◆ EXERCISE GOAL: Line by line, set down all the data below exactly, omitting any picture.
(RECORDS FOR PROCESSING Opens)
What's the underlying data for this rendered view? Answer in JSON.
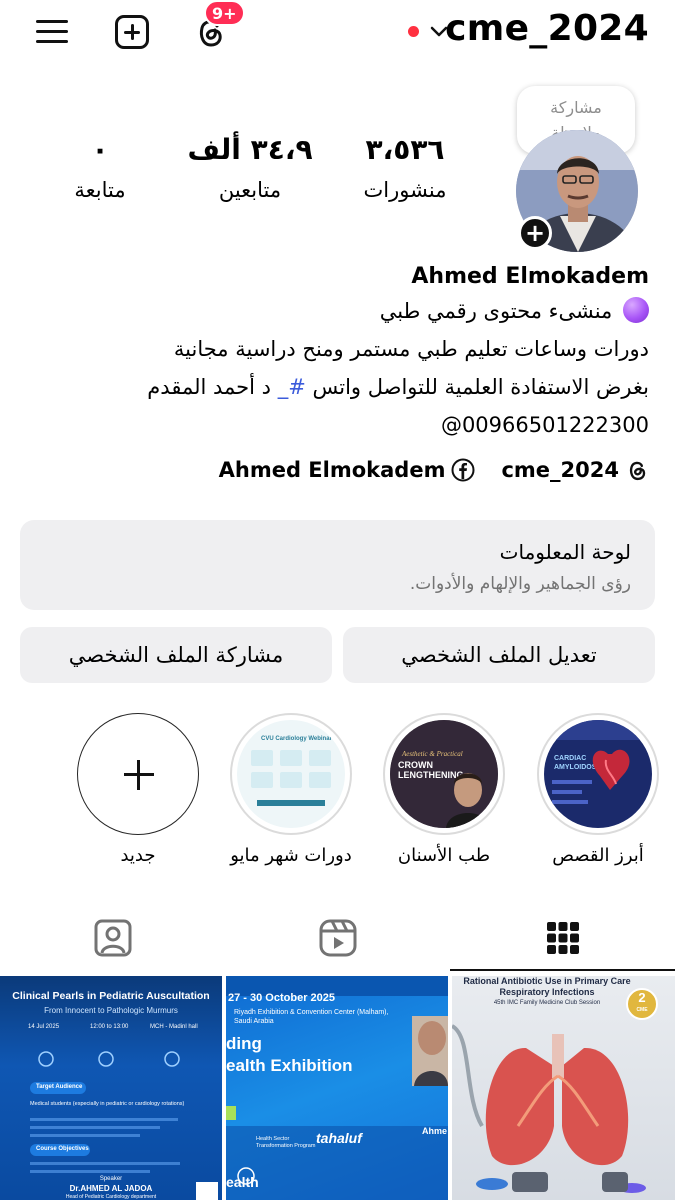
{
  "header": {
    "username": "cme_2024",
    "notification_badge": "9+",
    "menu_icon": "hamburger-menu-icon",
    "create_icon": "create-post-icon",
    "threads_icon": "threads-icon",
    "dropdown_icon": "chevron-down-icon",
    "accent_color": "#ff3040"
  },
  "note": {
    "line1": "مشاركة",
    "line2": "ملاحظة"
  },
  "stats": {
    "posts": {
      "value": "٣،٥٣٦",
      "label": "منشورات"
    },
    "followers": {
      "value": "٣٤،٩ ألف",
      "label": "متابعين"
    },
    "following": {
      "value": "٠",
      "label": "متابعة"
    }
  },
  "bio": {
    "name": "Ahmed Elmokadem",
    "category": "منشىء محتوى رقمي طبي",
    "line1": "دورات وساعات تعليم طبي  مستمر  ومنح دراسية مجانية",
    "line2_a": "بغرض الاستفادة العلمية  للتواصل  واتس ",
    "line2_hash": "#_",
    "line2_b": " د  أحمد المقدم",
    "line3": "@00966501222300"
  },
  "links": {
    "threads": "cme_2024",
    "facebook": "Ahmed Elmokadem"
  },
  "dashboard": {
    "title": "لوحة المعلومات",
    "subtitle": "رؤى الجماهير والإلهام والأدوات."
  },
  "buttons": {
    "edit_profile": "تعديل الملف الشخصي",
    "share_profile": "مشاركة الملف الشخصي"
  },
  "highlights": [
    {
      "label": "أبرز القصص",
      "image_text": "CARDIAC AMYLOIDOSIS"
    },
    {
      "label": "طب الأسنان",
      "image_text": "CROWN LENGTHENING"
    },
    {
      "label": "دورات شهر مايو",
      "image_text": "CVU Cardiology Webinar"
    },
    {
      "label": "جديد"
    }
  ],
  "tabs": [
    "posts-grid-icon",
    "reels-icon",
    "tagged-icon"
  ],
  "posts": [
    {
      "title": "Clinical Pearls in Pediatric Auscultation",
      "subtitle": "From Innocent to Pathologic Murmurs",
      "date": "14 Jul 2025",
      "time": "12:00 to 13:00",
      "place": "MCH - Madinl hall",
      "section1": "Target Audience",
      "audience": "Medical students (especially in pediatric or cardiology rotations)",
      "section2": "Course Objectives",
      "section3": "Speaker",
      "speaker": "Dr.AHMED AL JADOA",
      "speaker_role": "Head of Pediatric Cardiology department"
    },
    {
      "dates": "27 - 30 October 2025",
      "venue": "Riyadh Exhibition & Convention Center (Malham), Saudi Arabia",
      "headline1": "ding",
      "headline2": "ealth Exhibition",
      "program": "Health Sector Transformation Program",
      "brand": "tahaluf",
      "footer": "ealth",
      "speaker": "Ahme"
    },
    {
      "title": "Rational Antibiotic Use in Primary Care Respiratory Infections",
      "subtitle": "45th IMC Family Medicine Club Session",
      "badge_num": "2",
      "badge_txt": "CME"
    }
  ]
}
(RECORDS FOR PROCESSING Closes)
◆ REPLY:
What's the underlying data for this rendered view? Answer in JSON.
{
  "header": {
    "username": "cme_2024",
    "notification_badge": "9+",
    "menu_icon": "hamburger-menu-icon",
    "create_icon": "create-post-icon",
    "threads_icon": "threads-icon",
    "dropdown_icon": "chevron-down-icon",
    "accent_color": "#ff3040"
  },
  "note": {
    "line1": "مشاركة",
    "line2": "ملاحظة"
  },
  "stats": {
    "posts": {
      "value": "٣،٥٣٦",
      "label": "منشورات"
    },
    "followers": {
      "value": "٣٤،٩ ألف",
      "label": "متابعين"
    },
    "following": {
      "value": "٠",
      "label": "متابعة"
    }
  },
  "bio": {
    "name": "Ahmed Elmokadem",
    "category": "منشىء محتوى رقمي طبي",
    "line1": "دورات وساعات تعليم طبي  مستمر  ومنح دراسية مجانية",
    "line2_a": "بغرض الاستفادة العلمية  للتواصل  واتس ",
    "line2_hash": "#_",
    "line2_b": " د  أحمد المقدم",
    "line3": "@00966501222300"
  },
  "links": {
    "threads": "cme_2024",
    "facebook": "Ahmed Elmokadem"
  },
  "dashboard": {
    "title": "لوحة المعلومات",
    "subtitle": "رؤى الجماهير والإلهام والأدوات."
  },
  "buttons": {
    "edit_profile": "تعديل الملف الشخصي",
    "share_profile": "مشاركة الملف الشخصي"
  },
  "highlights": [
    {
      "label": "أبرز القصص",
      "image_text": "CARDIAC AMYLOIDOSIS"
    },
    {
      "label": "طب الأسنان",
      "image_text": "CROWN LENGTHENING"
    },
    {
      "label": "دورات شهر مايو",
      "image_text": "CVU Cardiology Webinar"
    },
    {
      "label": "جديد"
    }
  ],
  "tabs": [
    "posts-grid-icon",
    "reels-icon",
    "tagged-icon"
  ],
  "posts": [
    {
      "title": "Clinical Pearls in Pediatric Auscultation",
      "subtitle": "From Innocent to Pathologic Murmurs",
      "date": "14 Jul 2025",
      "time": "12:00 to 13:00",
      "place": "MCH - Madinl hall",
      "section1": "Target Audience",
      "audience": "Medical students (especially in pediatric or cardiology rotations)",
      "section2": "Course Objectives",
      "section3": "Speaker",
      "speaker": "Dr.AHMED AL JADOA",
      "speaker_role": "Head of Pediatric Cardiology department"
    },
    {
      "dates": "27 - 30 October 2025",
      "venue": "Riyadh Exhibition & Convention Center (Malham), Saudi Arabia",
      "headline1": "ding",
      "headline2": "ealth Exhibition",
      "program": "Health Sector Transformation Program",
      "brand": "tahaluf",
      "footer": "ealth",
      "speaker": "Ahme"
    },
    {
      "title": "Rational Antibiotic Use in Primary Care Respiratory Infections",
      "subtitle": "45th IMC Family Medicine Club Session",
      "badge_num": "2",
      "badge_txt": "CME"
    }
  ]
}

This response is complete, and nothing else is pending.